*WORK INSTRUCTIONS*
Among the entries below, how many lines have the string "Leased" in them? Only the number should be given.

*INFORMATION PROVIDED*
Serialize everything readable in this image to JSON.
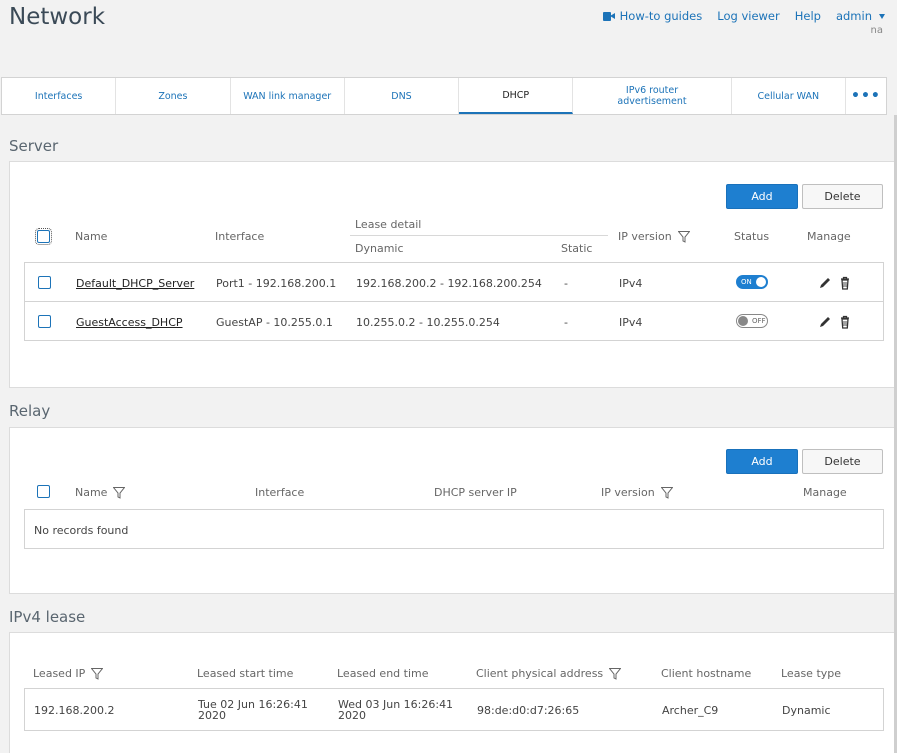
{
  "header": {
    "title": "Network",
    "nav": {
      "howto": "How-to guides",
      "logviewer": "Log viewer",
      "help": "Help",
      "user": "admin",
      "user_sub": "na"
    }
  },
  "tabs": [
    "Interfaces",
    "Zones",
    "WAN link manager",
    "DNS",
    "DHCP",
    "IPv6 router advertisement",
    "Cellular WAN",
    "•••"
  ],
  "active_tab": "DHCP",
  "server": {
    "title": "Server",
    "add": "Add",
    "delete": "Delete",
    "headers": {
      "name": "Name",
      "interface": "Interface",
      "lease_detail": "Lease detail",
      "dynamic": "Dynamic",
      "static": "Static",
      "ip_version": "IP version",
      "status": "Status",
      "manage": "Manage"
    },
    "rows": [
      {
        "name": "Default_DHCP_Server",
        "interface": "Port1 - 192.168.200.1",
        "dynamic": "192.168.200.2 - 192.168.200.254",
        "static": "-",
        "ip_version": "IPv4",
        "status": "ON"
      },
      {
        "name": "GuestAccess_DHCP",
        "interface": "GuestAP - 10.255.0.1",
        "dynamic": "10.255.0.2 - 10.255.0.254",
        "static": "-",
        "ip_version": "IPv4",
        "status": "OFF"
      }
    ]
  },
  "relay": {
    "title": "Relay",
    "add": "Add",
    "delete": "Delete",
    "headers": {
      "name": "Name",
      "interface": "Interface",
      "dhcp_server_ip": "DHCP server IP",
      "ip_version": "IP version",
      "manage": "Manage"
    },
    "empty": "No records found"
  },
  "lease": {
    "title": "IPv4 lease",
    "headers": {
      "leased_ip": "Leased IP",
      "start": "Leased start time",
      "end": "Leased end time",
      "mac": "Client physical address",
      "hostname": "Client hostname",
      "type": "Lease type"
    },
    "rows": [
      {
        "ip": "192.168.200.2",
        "start": "Tue 02 Jun 16:26:41 2020",
        "end": "Wed 03 Jun 16:26:41 2020",
        "mac": "98:de:d0:d7:26:65",
        "hostname": "Archer_C9",
        "type": "Dynamic"
      }
    ]
  },
  "colors": {
    "accent": "#1e7fd0",
    "link": "#1c73b8"
  }
}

*RESULT BELOW*
3